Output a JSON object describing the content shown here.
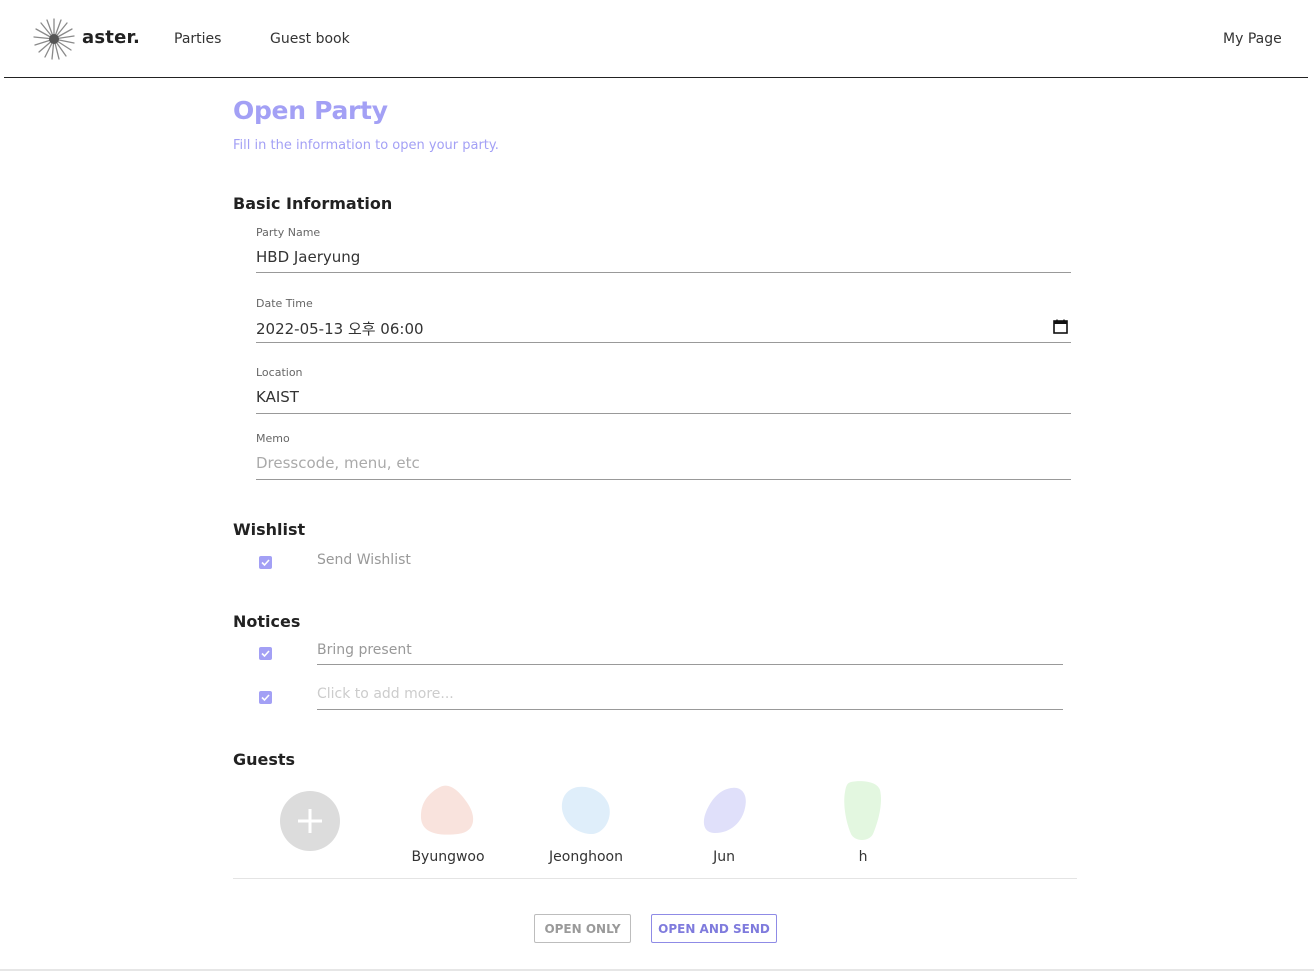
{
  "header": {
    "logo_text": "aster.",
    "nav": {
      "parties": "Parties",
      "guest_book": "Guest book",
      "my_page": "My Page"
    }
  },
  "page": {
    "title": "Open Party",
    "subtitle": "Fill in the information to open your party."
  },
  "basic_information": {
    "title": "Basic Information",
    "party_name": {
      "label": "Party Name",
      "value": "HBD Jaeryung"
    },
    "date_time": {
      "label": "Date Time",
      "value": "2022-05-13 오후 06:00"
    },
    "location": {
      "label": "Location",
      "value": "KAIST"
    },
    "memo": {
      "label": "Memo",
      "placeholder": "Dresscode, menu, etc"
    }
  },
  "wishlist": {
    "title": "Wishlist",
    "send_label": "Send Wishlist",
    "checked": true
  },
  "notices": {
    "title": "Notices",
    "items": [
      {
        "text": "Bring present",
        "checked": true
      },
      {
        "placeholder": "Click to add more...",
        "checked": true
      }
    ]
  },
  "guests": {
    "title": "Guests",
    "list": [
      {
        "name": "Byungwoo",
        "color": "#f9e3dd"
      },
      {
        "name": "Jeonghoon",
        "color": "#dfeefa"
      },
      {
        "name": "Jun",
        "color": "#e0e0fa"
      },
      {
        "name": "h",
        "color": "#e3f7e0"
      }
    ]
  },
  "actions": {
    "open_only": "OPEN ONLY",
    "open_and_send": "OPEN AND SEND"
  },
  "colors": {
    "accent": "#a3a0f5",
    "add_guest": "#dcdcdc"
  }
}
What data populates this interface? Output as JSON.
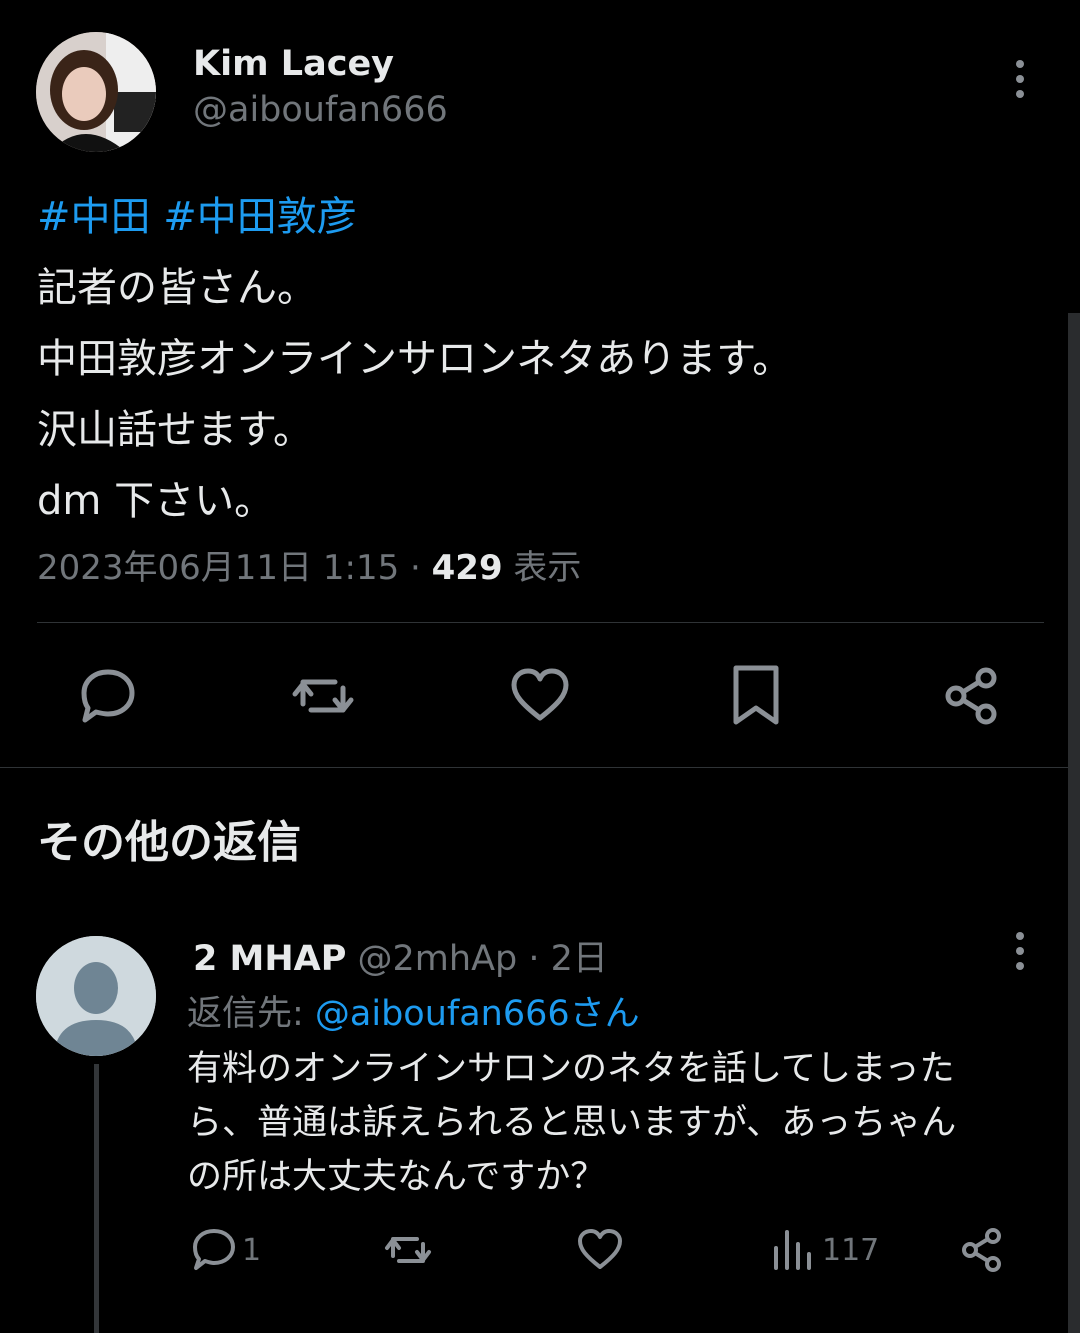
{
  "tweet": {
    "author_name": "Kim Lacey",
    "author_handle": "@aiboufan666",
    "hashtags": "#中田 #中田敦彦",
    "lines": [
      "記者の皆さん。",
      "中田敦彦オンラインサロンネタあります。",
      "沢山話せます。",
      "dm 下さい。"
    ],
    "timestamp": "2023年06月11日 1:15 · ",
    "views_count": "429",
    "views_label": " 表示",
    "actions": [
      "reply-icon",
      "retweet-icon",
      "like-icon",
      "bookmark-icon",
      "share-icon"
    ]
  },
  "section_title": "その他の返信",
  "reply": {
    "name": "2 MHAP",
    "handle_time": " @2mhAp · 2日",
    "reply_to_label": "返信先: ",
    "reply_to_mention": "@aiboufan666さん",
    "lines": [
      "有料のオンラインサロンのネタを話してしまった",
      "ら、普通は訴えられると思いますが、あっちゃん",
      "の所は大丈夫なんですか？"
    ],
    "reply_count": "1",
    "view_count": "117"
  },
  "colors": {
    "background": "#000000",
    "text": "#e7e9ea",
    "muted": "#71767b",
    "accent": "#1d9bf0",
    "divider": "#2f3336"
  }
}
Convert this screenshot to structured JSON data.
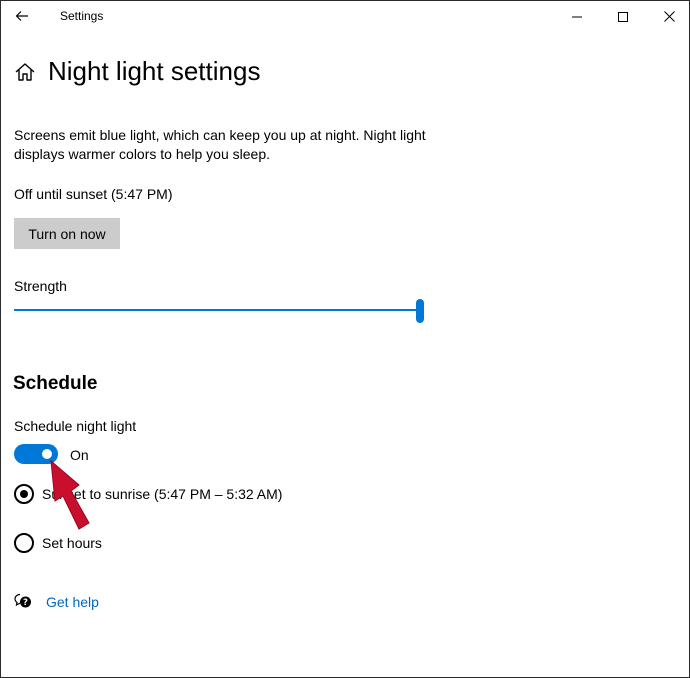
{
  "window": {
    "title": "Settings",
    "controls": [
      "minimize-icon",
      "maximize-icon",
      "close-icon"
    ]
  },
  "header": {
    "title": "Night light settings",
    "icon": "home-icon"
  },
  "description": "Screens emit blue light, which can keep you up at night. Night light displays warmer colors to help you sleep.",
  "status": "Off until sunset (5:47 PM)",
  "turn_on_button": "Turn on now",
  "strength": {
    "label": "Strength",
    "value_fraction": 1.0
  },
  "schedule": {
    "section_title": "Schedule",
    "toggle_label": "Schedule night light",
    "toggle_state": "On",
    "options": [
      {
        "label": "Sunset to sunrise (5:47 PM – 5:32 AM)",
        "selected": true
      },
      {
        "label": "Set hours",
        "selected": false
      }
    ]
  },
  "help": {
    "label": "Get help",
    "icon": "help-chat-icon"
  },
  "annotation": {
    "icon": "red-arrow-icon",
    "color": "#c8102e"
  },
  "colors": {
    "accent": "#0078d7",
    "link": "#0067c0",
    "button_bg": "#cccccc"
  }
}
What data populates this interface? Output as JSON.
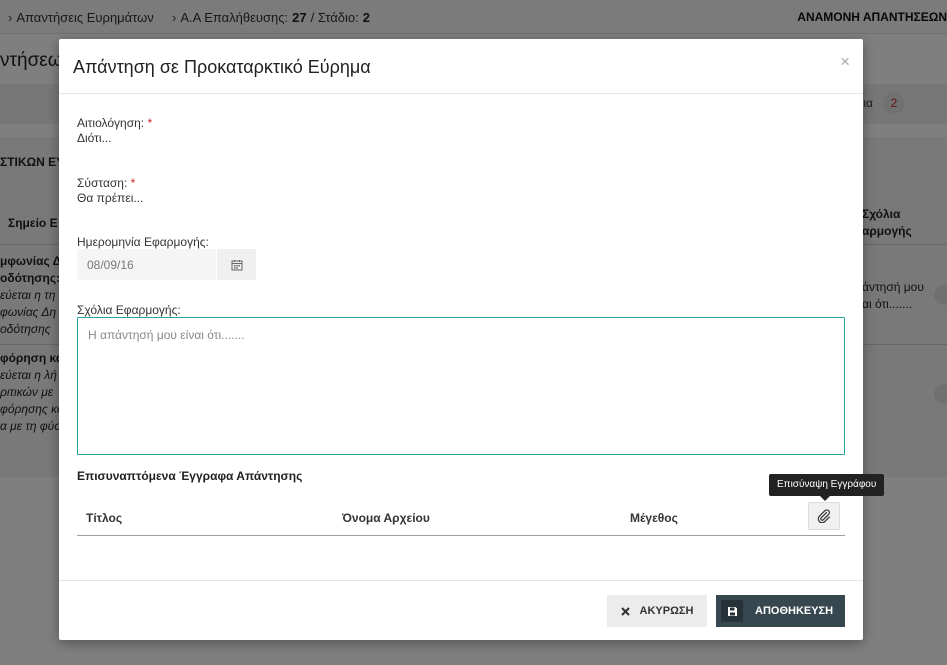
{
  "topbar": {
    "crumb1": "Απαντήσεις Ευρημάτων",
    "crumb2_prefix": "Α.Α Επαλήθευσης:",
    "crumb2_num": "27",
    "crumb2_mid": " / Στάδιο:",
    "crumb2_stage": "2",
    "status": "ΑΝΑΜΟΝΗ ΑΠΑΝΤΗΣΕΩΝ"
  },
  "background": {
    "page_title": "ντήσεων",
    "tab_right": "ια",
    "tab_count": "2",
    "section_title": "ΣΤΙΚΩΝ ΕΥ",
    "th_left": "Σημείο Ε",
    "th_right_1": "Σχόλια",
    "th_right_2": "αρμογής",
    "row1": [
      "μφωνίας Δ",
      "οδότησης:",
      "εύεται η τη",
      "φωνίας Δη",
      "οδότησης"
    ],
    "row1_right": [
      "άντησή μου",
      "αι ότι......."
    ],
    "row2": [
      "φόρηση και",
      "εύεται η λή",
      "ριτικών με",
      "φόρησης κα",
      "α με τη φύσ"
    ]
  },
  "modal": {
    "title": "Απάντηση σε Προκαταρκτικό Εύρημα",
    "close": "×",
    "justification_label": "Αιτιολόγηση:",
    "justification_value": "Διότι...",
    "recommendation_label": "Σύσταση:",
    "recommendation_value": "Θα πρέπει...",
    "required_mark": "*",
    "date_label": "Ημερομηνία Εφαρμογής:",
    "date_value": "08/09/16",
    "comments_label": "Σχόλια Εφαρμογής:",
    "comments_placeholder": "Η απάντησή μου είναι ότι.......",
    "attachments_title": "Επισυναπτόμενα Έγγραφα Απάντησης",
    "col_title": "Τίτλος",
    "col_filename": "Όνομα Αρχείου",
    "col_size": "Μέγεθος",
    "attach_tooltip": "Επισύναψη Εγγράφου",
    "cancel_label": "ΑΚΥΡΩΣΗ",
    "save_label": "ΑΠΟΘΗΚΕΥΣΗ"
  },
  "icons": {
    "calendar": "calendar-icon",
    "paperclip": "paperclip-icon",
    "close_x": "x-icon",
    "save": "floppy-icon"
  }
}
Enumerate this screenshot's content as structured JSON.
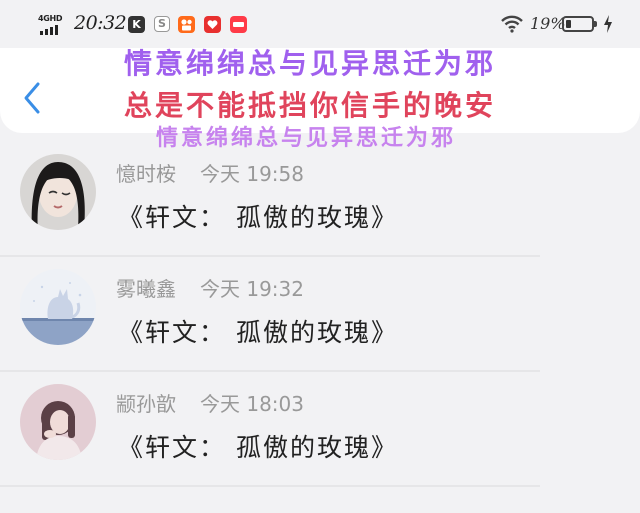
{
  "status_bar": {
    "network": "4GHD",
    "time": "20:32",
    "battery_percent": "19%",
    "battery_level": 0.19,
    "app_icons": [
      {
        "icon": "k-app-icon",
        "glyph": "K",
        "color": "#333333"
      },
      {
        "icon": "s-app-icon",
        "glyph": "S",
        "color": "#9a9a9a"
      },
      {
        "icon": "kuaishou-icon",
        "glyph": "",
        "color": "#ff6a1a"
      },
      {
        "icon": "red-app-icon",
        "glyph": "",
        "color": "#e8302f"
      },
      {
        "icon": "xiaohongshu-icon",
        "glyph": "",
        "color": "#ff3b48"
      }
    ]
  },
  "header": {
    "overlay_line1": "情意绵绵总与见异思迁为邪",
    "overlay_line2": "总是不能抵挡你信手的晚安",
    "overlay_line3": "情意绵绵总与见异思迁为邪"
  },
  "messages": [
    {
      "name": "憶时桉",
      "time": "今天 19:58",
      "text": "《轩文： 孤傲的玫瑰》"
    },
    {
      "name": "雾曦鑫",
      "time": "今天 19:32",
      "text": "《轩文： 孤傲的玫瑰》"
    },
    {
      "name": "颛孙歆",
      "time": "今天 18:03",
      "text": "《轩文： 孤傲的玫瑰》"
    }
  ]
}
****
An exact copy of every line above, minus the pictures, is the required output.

▶ **ANSWER SECTION**
Output a JSON object describing the content shown here.
{
  "header": {
    "logo_text": "aster.",
    "nav": {
      "parties": "Parties",
      "guest_book": "Guest book",
      "my_page": "My Page"
    }
  },
  "page": {
    "title": "Open Party",
    "subtitle": "Fill in the information to open your party."
  },
  "basic_information": {
    "title": "Basic Information",
    "party_name": {
      "label": "Party Name",
      "value": "HBD Jaeryung"
    },
    "date_time": {
      "label": "Date Time",
      "value": "2022-05-13 오후 06:00"
    },
    "location": {
      "label": "Location",
      "value": "KAIST"
    },
    "memo": {
      "label": "Memo",
      "placeholder": "Dresscode, menu, etc"
    }
  },
  "wishlist": {
    "title": "Wishlist",
    "send_label": "Send Wishlist",
    "checked": true
  },
  "notices": {
    "title": "Notices",
    "items": [
      {
        "text": "Bring present",
        "checked": true
      },
      {
        "placeholder": "Click to add more...",
        "checked": true
      }
    ]
  },
  "guests": {
    "title": "Guests",
    "list": [
      {
        "name": "Byungwoo",
        "color": "#f9e3dd"
      },
      {
        "name": "Jeonghoon",
        "color": "#dfeefa"
      },
      {
        "name": "Jun",
        "color": "#e0e0fa"
      },
      {
        "name": "h",
        "color": "#e3f7e0"
      }
    ]
  },
  "actions": {
    "open_only": "OPEN ONLY",
    "open_and_send": "OPEN AND SEND"
  },
  "colors": {
    "accent": "#a3a0f5",
    "add_guest": "#dcdcdc"
  }
}
What data populates this interface? Output as JSON.
{
  "tweet": {
    "author_name": "Kim Lacey",
    "author_handle": "@aiboufan666",
    "hashtags": "#中田 #中田敦彦",
    "lines": [
      "記者の皆さん。",
      "中田敦彦オンラインサロンネタあります。",
      "沢山話せます。",
      "dm 下さい。"
    ],
    "timestamp": "2023年06月11日 1:15 · ",
    "views_count": "429",
    "views_label": " 表示",
    "actions": [
      "reply-icon",
      "retweet-icon",
      "like-icon",
      "bookmark-icon",
      "share-icon"
    ]
  },
  "section_title": "その他の返信",
  "reply": {
    "name": "2 MHAP",
    "handle_time": " @2mhAp · 2日",
    "reply_to_label": "返信先: ",
    "reply_to_mention": "@aiboufan666さん",
    "lines": [
      "有料のオンラインサロンのネタを話してしまった",
      "ら、普通は訴えられると思いますが、あっちゃん",
      "の所は大丈夫なんですか？"
    ],
    "reply_count": "1",
    "view_count": "117"
  },
  "colors": {
    "background": "#000000",
    "text": "#e7e9ea",
    "muted": "#71767b",
    "accent": "#1d9bf0",
    "divider": "#2f3336"
  }
}
Convert this screenshot to structured JSON data.
{
  "window": {
    "title": "Settings",
    "controls": [
      "minimize-icon",
      "maximize-icon",
      "close-icon"
    ]
  },
  "header": {
    "title": "Night light settings",
    "icon": "home-icon"
  },
  "description": "Screens emit blue light, which can keep you up at night. Night light displays warmer colors to help you sleep.",
  "status": "Off until sunset (5:47 PM)",
  "turn_on_button": "Turn on now",
  "strength": {
    "label": "Strength",
    "value_fraction": 1.0
  },
  "schedule": {
    "section_title": "Schedule",
    "toggle_label": "Schedule night light",
    "toggle_state": "On",
    "options": [
      {
        "label": "Sunset to sunrise (5:47 PM – 5:32 AM)",
        "selected": true
      },
      {
        "label": "Set hours",
        "selected": false
      }
    ]
  },
  "help": {
    "label": "Get help",
    "icon": "help-chat-icon"
  },
  "annotation": {
    "icon": "red-arrow-icon",
    "color": "#c8102e"
  },
  "colors": {
    "accent": "#0078d7",
    "link": "#0067c0",
    "button_bg": "#cccccc"
  }
}
What data populates this interface? Output as JSON.
{
  "topbar": {
    "crumb1": "Απαντήσεις Ευρημάτων",
    "crumb2_prefix": "Α.Α Επαλήθευσης:",
    "crumb2_num": "27",
    "crumb2_mid": " / Στάδιο:",
    "crumb2_stage": "2",
    "status": "ΑΝΑΜΟΝΗ ΑΠΑΝΤΗΣΕΩΝ"
  },
  "background": {
    "page_title": "ντήσεων",
    "tab_right": "ια",
    "tab_count": "2",
    "section_title": "ΣΤΙΚΩΝ ΕΥ",
    "th_left": "Σημείο Ε",
    "th_right_1": "Σχόλια",
    "th_right_2": "αρμογής",
    "row1": [
      "μφωνίας Δ",
      "οδότησης:",
      "εύεται η τη",
      "φωνίας Δη",
      "οδότησης"
    ],
    "row1_right": [
      "άντησή μου",
      "αι ότι......."
    ],
    "row2": [
      "φόρηση και",
      "εύεται η λή",
      "ριτικών με",
      "φόρησης κα",
      "α με τη φύσ"
    ]
  },
  "modal": {
    "title": "Απάντηση σε Προκαταρκτικό Εύρημα",
    "close": "×",
    "justification_label": "Αιτιολόγηση:",
    "justification_value": "Διότι...",
    "recommendation_label": "Σύσταση:",
    "recommendation_value": "Θα πρέπει...",
    "required_mark": "*",
    "date_label": "Ημερομηνία Εφαρμογής:",
    "date_value": "08/09/16",
    "comments_label": "Σχόλια Εφαρμογής:",
    "comments_placeholder": "Η απάντησή μου είναι ότι.......",
    "attachments_title": "Επισυναπτόμενα Έγγραφα Απάντησης",
    "col_title": "Τίτλος",
    "col_filename": "Όνομα Αρχείου",
    "col_size": "Μέγεθος",
    "attach_tooltip": "Επισύναψη Εγγράφου",
    "cancel_label": "ΑΚΥΡΩΣΗ",
    "save_label": "ΑΠΟΘΗΚΕΥΣΗ"
  },
  "icons": {
    "calendar": "calendar-icon",
    "paperclip": "paperclip-icon",
    "close_x": "x-icon",
    "save": "floppy-icon"
  }
}
Enumerate this screenshot's content as structured JSON.
{
  "status_bar": {
    "network": "4GHD",
    "time": "20:32",
    "battery_percent": "19%",
    "battery_level": 0.19,
    "app_icons": [
      {
        "icon": "k-app-icon",
        "glyph": "K",
        "color": "#333333"
      },
      {
        "icon": "s-app-icon",
        "glyph": "S",
        "color": "#9a9a9a"
      },
      {
        "icon": "kuaishou-icon",
        "glyph": "",
        "color": "#ff6a1a"
      },
      {
        "icon": "red-app-icon",
        "glyph": "",
        "color": "#e8302f"
      },
      {
        "icon": "xiaohongshu-icon",
        "glyph": "",
        "color": "#ff3b48"
      }
    ]
  },
  "header": {
    "overlay_line1": "情意绵绵总与见异思迁为邪",
    "overlay_line2": "总是不能抵挡你信手的晚安",
    "overlay_line3": "情意绵绵总与见异思迁为邪"
  },
  "messages": [
    {
      "name": "憶时桉",
      "time": "今天 19:58",
      "text": "《轩文： 孤傲的玫瑰》"
    },
    {
      "name": "雾曦鑫",
      "time": "今天 19:32",
      "text": "《轩文： 孤傲的玫瑰》"
    },
    {
      "name": "颛孙歆",
      "time": "今天 18:03",
      "text": "《轩文： 孤傲的玫瑰》"
    }
  ]
}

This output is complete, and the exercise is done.